Records from a data source:
※

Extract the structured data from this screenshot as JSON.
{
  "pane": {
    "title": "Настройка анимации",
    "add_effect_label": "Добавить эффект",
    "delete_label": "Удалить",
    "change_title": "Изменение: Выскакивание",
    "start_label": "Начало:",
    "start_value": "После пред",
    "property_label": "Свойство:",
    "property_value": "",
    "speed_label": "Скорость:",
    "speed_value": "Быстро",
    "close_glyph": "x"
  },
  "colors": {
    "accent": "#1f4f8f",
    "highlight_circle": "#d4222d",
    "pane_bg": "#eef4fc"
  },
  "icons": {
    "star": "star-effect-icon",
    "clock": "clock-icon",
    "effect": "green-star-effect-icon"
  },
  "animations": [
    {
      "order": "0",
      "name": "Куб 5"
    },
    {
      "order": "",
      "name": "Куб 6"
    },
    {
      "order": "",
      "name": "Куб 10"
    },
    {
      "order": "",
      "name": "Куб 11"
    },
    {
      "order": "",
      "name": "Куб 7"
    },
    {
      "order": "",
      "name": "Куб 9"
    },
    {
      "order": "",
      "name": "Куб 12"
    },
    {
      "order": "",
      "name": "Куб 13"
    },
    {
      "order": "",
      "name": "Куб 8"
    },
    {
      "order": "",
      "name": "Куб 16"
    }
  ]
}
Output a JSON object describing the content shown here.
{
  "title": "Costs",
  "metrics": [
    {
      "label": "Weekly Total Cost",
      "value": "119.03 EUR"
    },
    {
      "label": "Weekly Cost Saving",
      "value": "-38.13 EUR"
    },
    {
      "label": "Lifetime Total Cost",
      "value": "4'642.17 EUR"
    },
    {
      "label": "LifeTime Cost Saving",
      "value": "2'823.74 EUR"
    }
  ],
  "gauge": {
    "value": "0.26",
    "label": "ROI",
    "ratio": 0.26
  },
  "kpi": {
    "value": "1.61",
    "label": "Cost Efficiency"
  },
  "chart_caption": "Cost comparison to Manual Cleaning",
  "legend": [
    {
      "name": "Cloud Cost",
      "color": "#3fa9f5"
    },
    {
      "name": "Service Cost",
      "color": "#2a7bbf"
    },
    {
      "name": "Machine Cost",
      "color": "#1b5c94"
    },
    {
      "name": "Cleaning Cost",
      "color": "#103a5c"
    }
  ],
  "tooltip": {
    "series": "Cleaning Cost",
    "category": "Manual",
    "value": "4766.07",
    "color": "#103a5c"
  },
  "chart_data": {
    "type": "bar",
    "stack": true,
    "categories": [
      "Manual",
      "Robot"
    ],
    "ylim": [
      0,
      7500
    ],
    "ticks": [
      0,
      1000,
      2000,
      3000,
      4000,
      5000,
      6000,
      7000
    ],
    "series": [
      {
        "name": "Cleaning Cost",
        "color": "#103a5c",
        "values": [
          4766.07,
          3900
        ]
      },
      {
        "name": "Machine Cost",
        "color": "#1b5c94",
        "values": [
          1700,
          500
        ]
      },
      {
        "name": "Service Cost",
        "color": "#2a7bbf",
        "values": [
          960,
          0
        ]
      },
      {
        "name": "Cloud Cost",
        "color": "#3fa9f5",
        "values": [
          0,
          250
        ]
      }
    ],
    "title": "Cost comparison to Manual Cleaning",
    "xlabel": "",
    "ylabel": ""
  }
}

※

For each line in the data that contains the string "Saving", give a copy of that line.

**Expected answer:**
      "label": "Weekly Cost Saving",
      "label": "LifeTime Cost Saving",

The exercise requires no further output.